Within the entries that follow, show each line where the word "this" occurs.

- **App and web page records**:
______

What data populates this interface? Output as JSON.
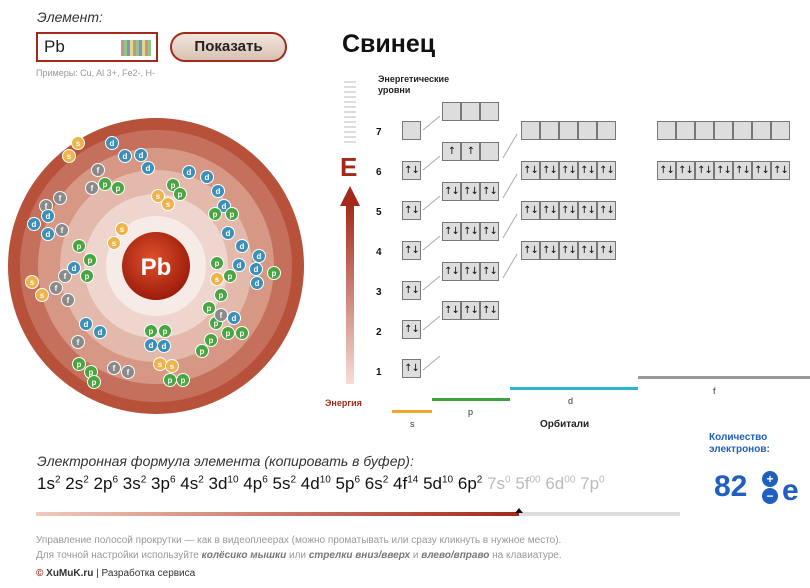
{
  "input": {
    "label": "Элемент:",
    "value": "Pb",
    "examples": "Примеры: Cu, Al 3+, Fe2-, H-"
  },
  "button": {
    "show_label": "Показать"
  },
  "element": {
    "name": "Свинец",
    "symbol": "Pb"
  },
  "diagram": {
    "axis_title_1": "Энергетические",
    "axis_title_2": "уровни",
    "energy_letter": "E",
    "energy_label": "Энергия",
    "levels": [
      "7",
      "6",
      "5",
      "4",
      "3",
      "2",
      "1"
    ],
    "orbitals_label": "Орбитали",
    "sublevels": [
      "s",
      "p",
      "d",
      "f"
    ],
    "cell_up": "↑",
    "cell_pair": "↑↓",
    "colors": {
      "s": "#f3a52a",
      "p": "#3aa33a",
      "d": "#2bb5d6",
      "f": "#999999",
      "accent": "#a32a1a"
    }
  },
  "atom_labels": {
    "s": "s",
    "p": "p",
    "d": "d",
    "f": "f"
  },
  "formula": {
    "label": "Электронная формула элемента (копировать в буфер):",
    "terms": [
      {
        "t": "1s",
        "e": "2"
      },
      {
        "t": "2s",
        "e": "2"
      },
      {
        "t": "2p",
        "e": "6"
      },
      {
        "t": "3s",
        "e": "2"
      },
      {
        "t": "3p",
        "e": "6"
      },
      {
        "t": "4s",
        "e": "2"
      },
      {
        "t": "3d",
        "e": "10"
      },
      {
        "t": "4p",
        "e": "6"
      },
      {
        "t": "5s",
        "e": "2"
      },
      {
        "t": "4d",
        "e": "10"
      },
      {
        "t": "5p",
        "e": "6"
      },
      {
        "t": "6s",
        "e": "2"
      },
      {
        "t": "4f",
        "e": "14"
      },
      {
        "t": "5d",
        "e": "10"
      },
      {
        "t": "6p",
        "e": "2"
      }
    ],
    "dim_terms": [
      {
        "t": "7s",
        "e": "0"
      },
      {
        "t": "5f",
        "e": "00"
      },
      {
        "t": "6d",
        "e": "00"
      },
      {
        "t": "7p",
        "e": "0"
      }
    ]
  },
  "electron_count": {
    "label_1": "Количество",
    "label_2": "электронов:",
    "value": "82"
  },
  "scroll": {
    "progress": 0.75
  },
  "help": {
    "line1": "Управление полосой прокрутки — как в видеоплеерах (можно проматывать или сразу кликнуть в нужное место).",
    "line2_a": "Для точной настройки используйте",
    "wheel": "колёсико мышки",
    "or": "или",
    "arrows_ud": "стрелки вниз/вверх",
    "and": "и",
    "arrows_lr": "влево/вправо",
    "line2_end": "на клавиатуре."
  },
  "footer": {
    "brand": "XuMuK.ru",
    "separator": "|",
    "service": "Разработка сервиса"
  }
}
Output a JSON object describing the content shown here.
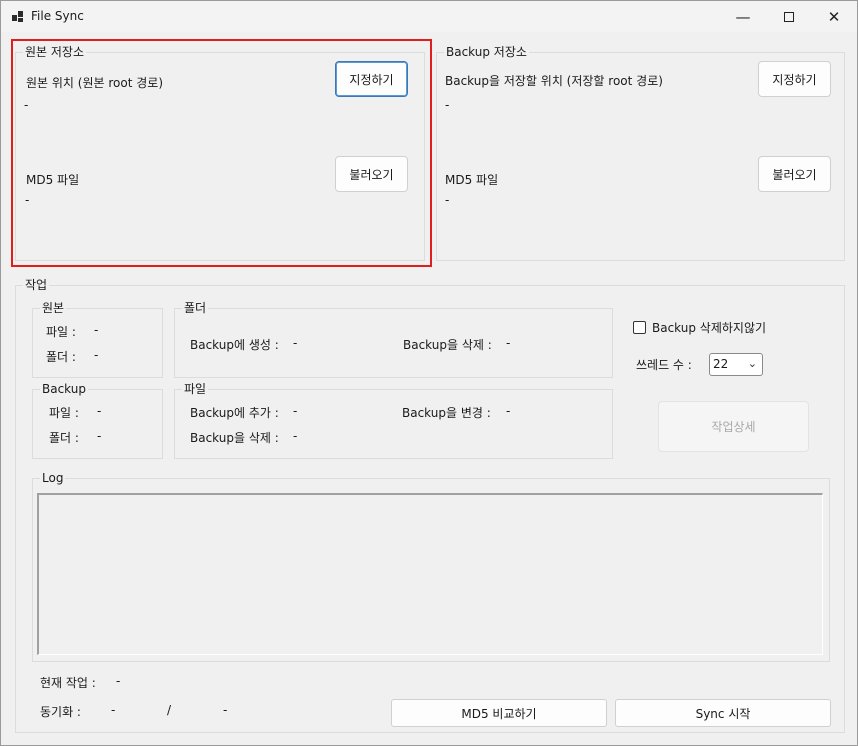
{
  "window": {
    "title": "File Sync",
    "minimize_icon": "minimize-icon",
    "maximize_icon": "maximize-icon",
    "close_icon": "close-icon"
  },
  "source": {
    "group_title": "원본 저장소",
    "location_label": "원본 위치 (원본 root 경로)",
    "location_value": "-",
    "set_button": "지정하기",
    "md5_label": "MD5 파일",
    "md5_value": "-",
    "load_button": "불러오기"
  },
  "backup": {
    "group_title": "Backup 저장소",
    "location_label": "Backup을 저장할 위치 (저장할 root 경로)",
    "location_value": "-",
    "set_button": "지정하기",
    "md5_label": "MD5 파일",
    "md5_value": "-",
    "load_button": "불러오기"
  },
  "task": {
    "group_title": "작업",
    "source_stats": {
      "title": "원본",
      "file_label": "파일 :",
      "file_value": "-",
      "folder_label": "폴더 :",
      "folder_value": "-"
    },
    "backup_stats": {
      "title": "Backup",
      "file_label": "파일 :",
      "file_value": "-",
      "folder_label": "폴더 :",
      "folder_value": "-"
    },
    "folder_ops": {
      "title": "폴더",
      "create_label": "Backup에 생성 :",
      "create_value": "-",
      "delete_label": "Backup을 삭제 :",
      "delete_value": "-"
    },
    "file_ops": {
      "title": "파일",
      "add_label": "Backup에 추가 :",
      "add_value": "-",
      "change_label": "Backup을 변경 :",
      "change_value": "-",
      "delete_label": "Backup을 삭제 :",
      "delete_value": "-"
    },
    "no_delete_checkbox_label": "Backup 삭제하지않기",
    "no_delete_checked": false,
    "threads_label": "쓰레드 수 :",
    "threads_value": "22",
    "detail_button": "작업상세",
    "log_title": "Log",
    "current_task_label": "현재 작업 :",
    "current_task_value": "-",
    "sync_label": "동기화 :",
    "sync_done": "-",
    "sync_sep": "/",
    "sync_total": "-",
    "md5_compare_button": "MD5 비교하기",
    "sync_start_button": "Sync 시작"
  }
}
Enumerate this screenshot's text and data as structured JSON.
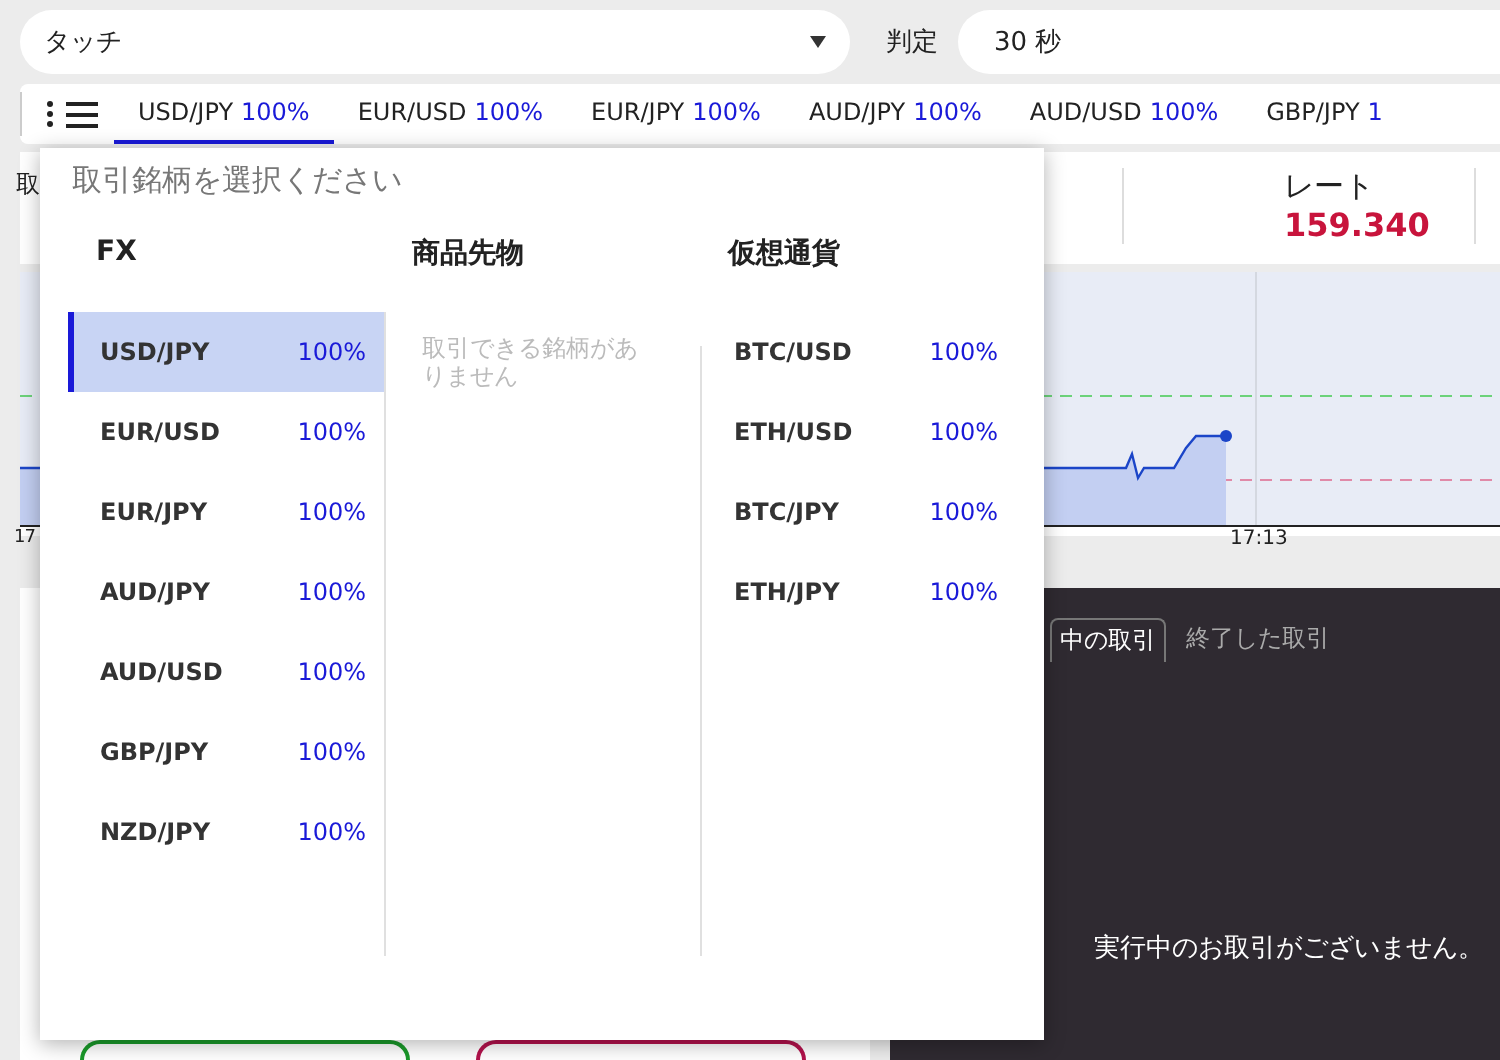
{
  "mode_select": {
    "value": "タッチ"
  },
  "judgement": {
    "label": "判定",
    "value": "30 秒"
  },
  "symbol_tabs": [
    {
      "symbol": "USD/JPY",
      "payout": "100%",
      "selected": true
    },
    {
      "symbol": "EUR/USD",
      "payout": "100%",
      "selected": false
    },
    {
      "symbol": "EUR/JPY",
      "payout": "100%",
      "selected": false
    },
    {
      "symbol": "AUD/JPY",
      "payout": "100%",
      "selected": false
    },
    {
      "symbol": "AUD/USD",
      "payout": "100%",
      "selected": false
    },
    {
      "symbol": "GBP/JPY",
      "payout": "1",
      "selected": false
    }
  ],
  "trade_header": {
    "title_cut": "取",
    "rate_label": "レート",
    "rate_value": "159.340"
  },
  "chart": {
    "time_labels": [
      "17",
      "17:13"
    ]
  },
  "trades_panel": {
    "tabs": [
      {
        "label": "中の取引",
        "selected": true
      },
      {
        "label": "終了した取引",
        "selected": false
      }
    ],
    "empty_message": "実行中のお取引がございません。"
  },
  "order_buttons": [
    {
      "color": "#1a9a2a"
    },
    {
      "color": "#b3124c"
    }
  ],
  "symbol_picker": {
    "title": "取引銘柄を選択ください",
    "columns": [
      {
        "heading": "FX",
        "items": [
          {
            "symbol": "USD/JPY",
            "payout": "100%",
            "selected": true
          },
          {
            "symbol": "EUR/USD",
            "payout": "100%",
            "selected": false
          },
          {
            "symbol": "EUR/JPY",
            "payout": "100%",
            "selected": false
          },
          {
            "symbol": "AUD/JPY",
            "payout": "100%",
            "selected": false
          },
          {
            "symbol": "AUD/USD",
            "payout": "100%",
            "selected": false
          },
          {
            "symbol": "GBP/JPY",
            "payout": "100%",
            "selected": false
          },
          {
            "symbol": "NZD/JPY",
            "payout": "100%",
            "selected": false
          }
        ]
      },
      {
        "heading": "商品先物",
        "empty_message": "取引できる銘柄がありません"
      },
      {
        "heading": "仮想通貨",
        "items": [
          {
            "symbol": "BTC/USD",
            "payout": "100%",
            "selected": false
          },
          {
            "symbol": "ETH/USD",
            "payout": "100%",
            "selected": false
          },
          {
            "symbol": "BTC/JPY",
            "payout": "100%",
            "selected": false
          },
          {
            "symbol": "ETH/JPY",
            "payout": "100%",
            "selected": false
          }
        ]
      }
    ]
  }
}
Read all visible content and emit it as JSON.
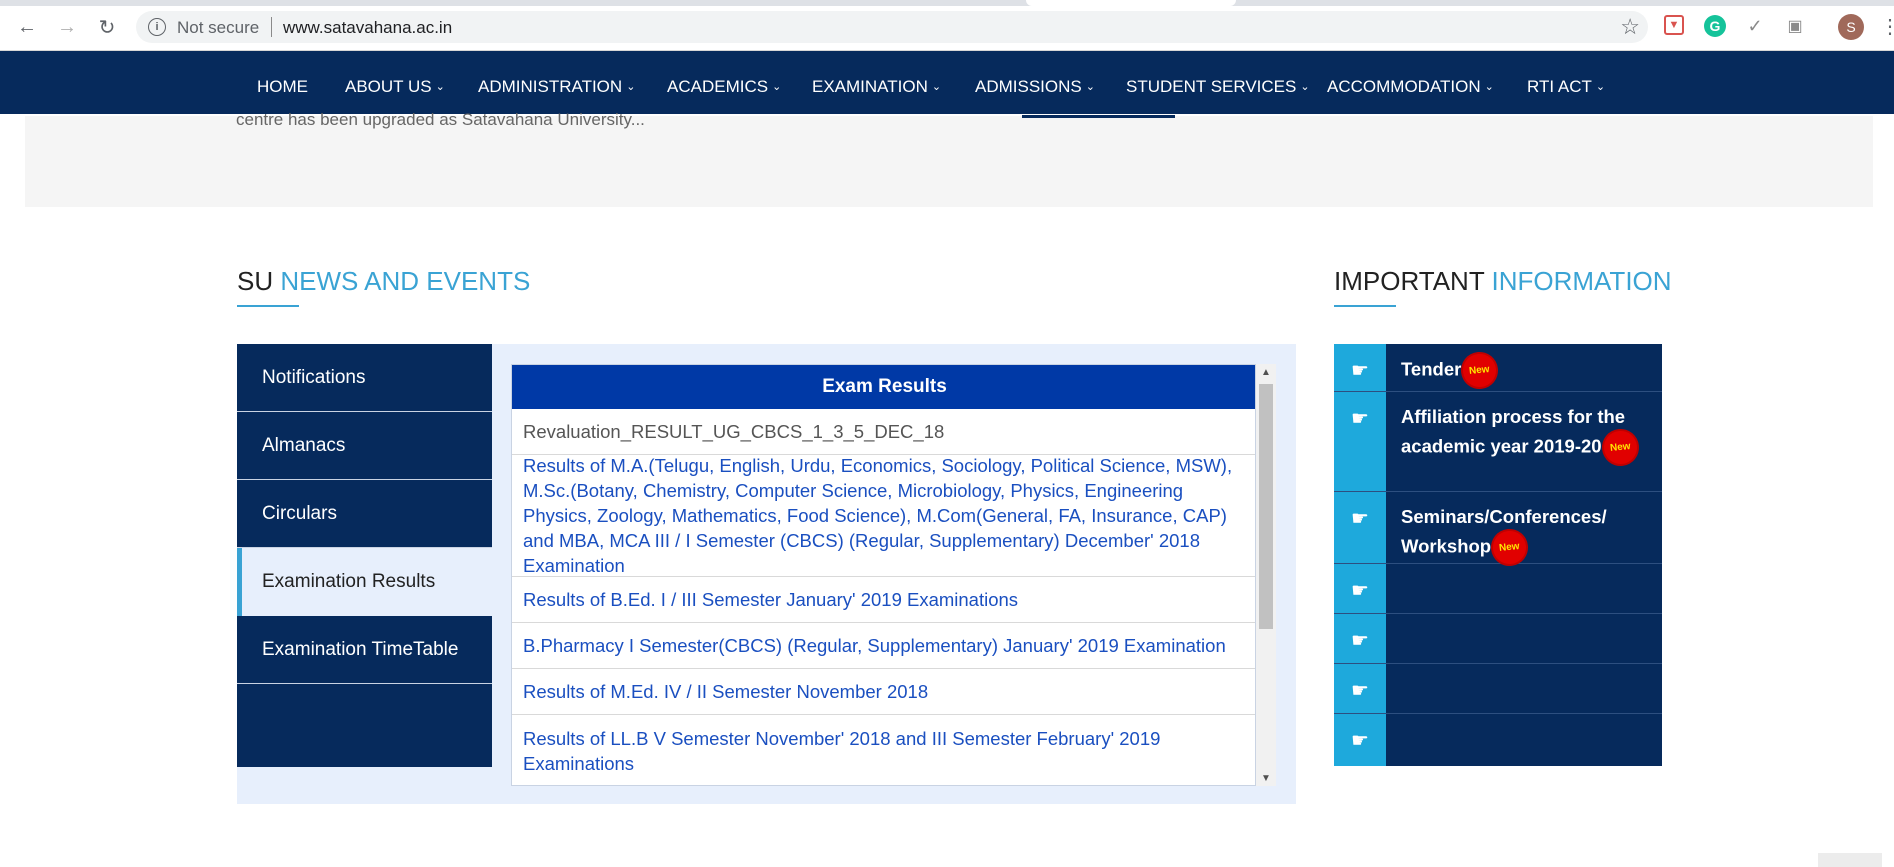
{
  "browser": {
    "security_label": "Not secure",
    "url": "www.satavahana.ac.in",
    "avatar_letter": "S",
    "icons": [
      "back-arrow-icon",
      "forward-arrow-icon",
      "reload-icon",
      "info-icon",
      "star-icon",
      "extension-icon",
      "grammarly-icon",
      "check-icon",
      "camera-icon"
    ]
  },
  "nav": {
    "items": [
      {
        "label": "HOME",
        "dropdown": false
      },
      {
        "label": "ABOUT US",
        "dropdown": true
      },
      {
        "label": "ADMINISTRATION",
        "dropdown": true
      },
      {
        "label": "ACADEMICS",
        "dropdown": true
      },
      {
        "label": "EXAMINATION",
        "dropdown": true
      },
      {
        "label": "ADMISSIONS",
        "dropdown": true
      },
      {
        "label": "STUDENT SERVICES",
        "dropdown": true
      },
      {
        "label": "ACCOMMODATION",
        "dropdown": true
      },
      {
        "label": "RTI ACT",
        "dropdown": true
      }
    ]
  },
  "hero": {
    "text": "centre has been upgraded as Satavahana University..."
  },
  "news": {
    "title_prefix": "SU",
    "title_accent": "NEWS AND EVENTS",
    "tabs": [
      {
        "label": "Notifications",
        "active": false
      },
      {
        "label": "Almanacs",
        "active": false
      },
      {
        "label": "Circulars",
        "active": false
      },
      {
        "label": "Examination Results",
        "active": true
      },
      {
        "label": "Examination TimeTable",
        "active": false
      }
    ],
    "results_header": "Exam Results",
    "results": [
      "Revaluation_RESULT_UG_CBCS_1_3_5_DEC_18",
      "Results of M.A.(Telugu, English, Urdu, Economics, Sociology, Political Science, MSW), M.Sc.(Botany, Chemistry, Computer Science, Microbiology, Physics, Engineering Physics, Zoology, Mathematics, Food Science), M.Com(General, FA, Insurance, CAP) and MBA, MCA III / I Semester (CBCS) (Regular, Supplementary) December' 2018 Examination",
      "Results of B.Ed. I / III Semester January' 2019 Examinations",
      "B.Pharmacy I Semester(CBCS) (Regular, Supplementary) January' 2019 Examination",
      "Results of M.Ed. IV / II Semester November 2018",
      "Results of LL.B V Semester November' 2018 and III Semester February' 2019 Examinations"
    ]
  },
  "important": {
    "title_prefix": "IMPORTANT",
    "title_accent": "INFORMATION",
    "new_badge": "New",
    "items": [
      {
        "label": "Tender",
        "new": true
      },
      {
        "label": "Affiliation process for the academic year 2019-20",
        "new": true
      },
      {
        "label": "Seminars/Conferences/ Workshop",
        "new": true
      },
      {
        "label": "",
        "new": false
      },
      {
        "label": "",
        "new": false
      },
      {
        "label": "",
        "new": false
      },
      {
        "label": "",
        "new": false
      }
    ]
  },
  "colors": {
    "nav_bg": "#062a5c",
    "accent": "#3aa3d4",
    "results_header_bg": "#0039a6",
    "link": "#1a4fc0",
    "info_icon_bg": "#1ea9dc"
  }
}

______

- **Completed exercise**:
What data populates this interface? Output as JSON.
Enumerate this screenshot's text and data as structured JSON.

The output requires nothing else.